The various commercial businesses of the British Railways Board need clear financial objectives and financial targets must be established for them. Work is proceeding to this end. I can now make a statement about the railway freight and Inter-City businesses.These businesses have to operate commercially in competition with other transport modes. The objective for each is that as soon as possible they should be able to support the renewal of their assets by earning a current cost operating profit sufficient to achieve the required rate of return on investment, after covering all their proper costs including a proper share of the railway indirect costs. I am discussing with the board how quickly these objectives can be reached.I have, meanwhile, endorsed the decision of the British Railways Board as a first step to set interim financial targets for the management of these businesses, so that progress can be shown towards the objectives I have described and so that continuing investment in them can be decided in the light of improving business performance. The board and I agree that these interim targets should be challenging ones, but that the businesses should aim to achieve them sooner if market circumstances allow.To achieve them will demand significant changes and developments in the businesses. The freight business in particular will have to secure major improvements in productivity. The businesses will continue to be free to set their prices in the markets where they compete. These markets are themselves significantly exposed to movements in the national economy, from which the rail business could not be insulated.The interim targets now settled are as follows:
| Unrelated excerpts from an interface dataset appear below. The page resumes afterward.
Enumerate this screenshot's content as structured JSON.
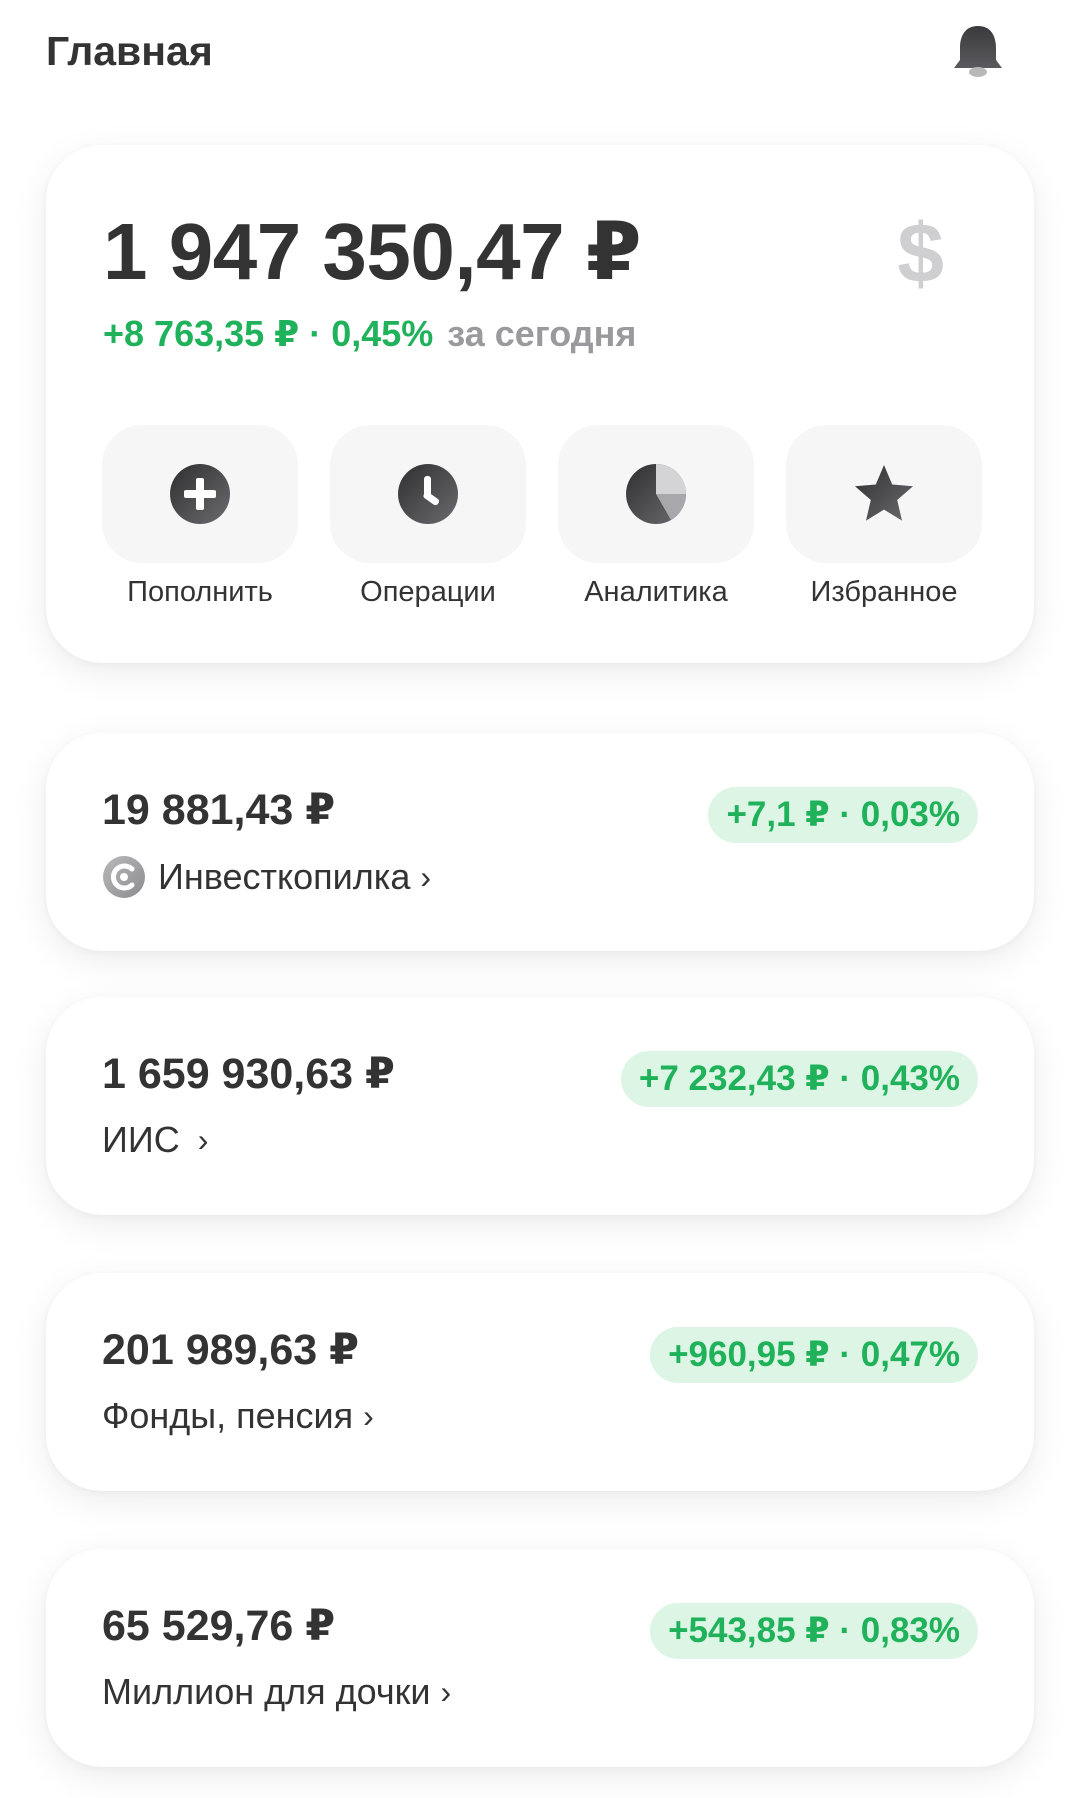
{
  "header": {
    "title": "Главная",
    "bell_icon": "bell-icon"
  },
  "summary": {
    "total": "1 947 350,47 ₽",
    "currency_symbol": "$",
    "change": "+8 763,35 ₽ · 0,45%",
    "period": "за сегодня",
    "actions": [
      {
        "label": "Пополнить",
        "icon": "plus-circle-icon"
      },
      {
        "label": "Операции",
        "icon": "clock-icon"
      },
      {
        "label": "Аналитика",
        "icon": "pie-chart-icon"
      },
      {
        "label": "Избранное",
        "icon": "star-icon"
      }
    ]
  },
  "accounts": [
    {
      "amount": "19 881,43 ₽",
      "name": "Инвесткопилка",
      "change": "+7,1 ₽ · 0,03%"
    },
    {
      "amount": "1 659 930,63 ₽",
      "name": "ИИС",
      "change": "+7 232,43 ₽ · 0,43%"
    },
    {
      "amount": "201 989,63 ₽",
      "name": "Фонды, пенсия",
      "change": "+960,95 ₽ · 0,47%"
    },
    {
      "amount": "65 529,76 ₽",
      "name": "Миллион для дочки",
      "change": "+543,85 ₽ · 0,83%"
    }
  ],
  "chevron": "›",
  "colors": {
    "positive": "#1fb25a",
    "positive_bg": "#ddf5e5",
    "text": "#333333",
    "muted": "#9a9a9e",
    "tile_bg": "#f6f6f7"
  }
}
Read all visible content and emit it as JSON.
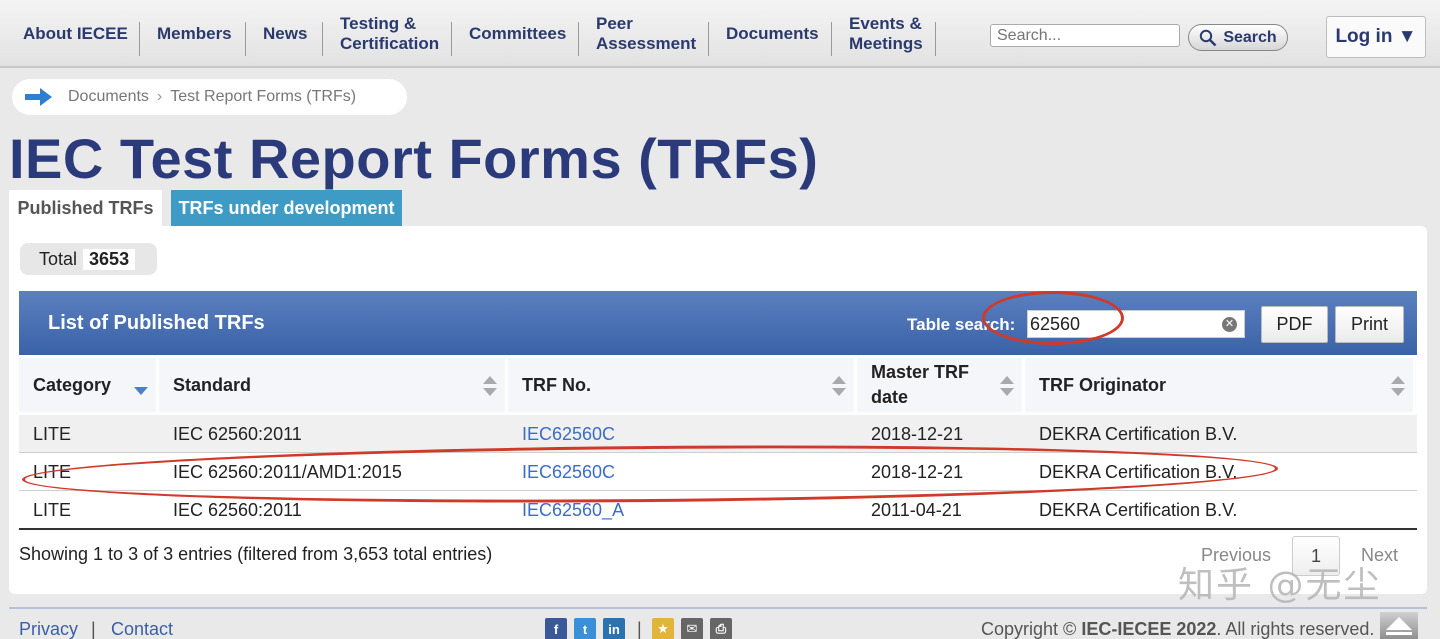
{
  "nav": {
    "items": [
      "About IECEE",
      "Members",
      "News",
      "Testing &\nCertification",
      "Committees",
      "Peer\nAssessment",
      "Documents",
      "Events &\nMeetings"
    ],
    "search_placeholder": "Search...",
    "search_button": "Search",
    "login": "Log in ▼"
  },
  "breadcrumb": {
    "root": "Documents",
    "current": "Test Report Forms (TRFs)"
  },
  "title": "IEC Test Report Forms (TRFs)",
  "tabs": {
    "published": "Published TRFs",
    "development": "TRFs under development"
  },
  "total": {
    "label": "Total",
    "value": "3653"
  },
  "list": {
    "title": "List of Published TRFs",
    "search_label": "Table search:",
    "search_value": "62560",
    "pdf": "PDF",
    "print": "Print"
  },
  "table": {
    "headers": [
      "Category",
      "Standard",
      "TRF No.",
      "Master TRF date",
      "TRF Originator"
    ],
    "rows": [
      [
        "LITE",
        "IEC 62560:2011",
        "IEC62560C",
        "2018-12-21",
        "DEKRA Certification B.V."
      ],
      [
        "LITE",
        "IEC 62560:2011/AMD1:2015",
        "IEC62560C",
        "2018-12-21",
        "DEKRA Certification B.V."
      ],
      [
        "LITE",
        "IEC 62560:2011",
        "IEC62560_A",
        "2011-04-21",
        "DEKRA Certification B.V."
      ]
    ]
  },
  "entries_info": "Showing 1 to 3 of 3 entries (filtered from 3,653 total entries)",
  "pager": {
    "previous": "Previous",
    "page": "1",
    "next": "Next"
  },
  "footer": {
    "privacy": "Privacy",
    "sep": "|",
    "contact": "Contact",
    "copyright_pre": "Copyright © ",
    "copyright_org": "IEC-IECEE 2022",
    "copyright_post": ". All rights reserved."
  },
  "watermark": "知乎 @无尘",
  "colors": {
    "accent": "#2b3a7a",
    "header_bar": "#3a62a8",
    "tab_dev": "#3d9bc6",
    "link": "#3a6cc8",
    "annotation": "#d03a2a"
  }
}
The form of the target for the Inter-City passenger business relates to its contribution to the total indirect costs of the railway, after charging all direct costs of train services and terminals, provision for full current cost depreciation and amortisation of the assets, interest, and the net cost of train catering on Inter-City services. In 1978 the contribution made by Inter-City on this basis was £94 million—equivalent to £105 million in 1979 prices. The target now settled is that the 1982 contribution is to increase to £133 million—in 1979 prices.
The freight business in 1978, after meeting its direct expenses of operating trains and terminals and its agreed contribution to indirect expenses of tracks, signalling and administration was able to cover 30 per cent. of its total depreciation and amortisation charges on a current cost basis. This is before interest. The target that is now settled is that the business should in 1982 aim to cover two-thirds of its current cost depreciation and amortisation, on the same basis, with further progress thereafter.
The board will each year in its annual report set out the achievement in the forms described above—with appropriate revaluation for the Inter-City figures—and comment on progress towards the targets.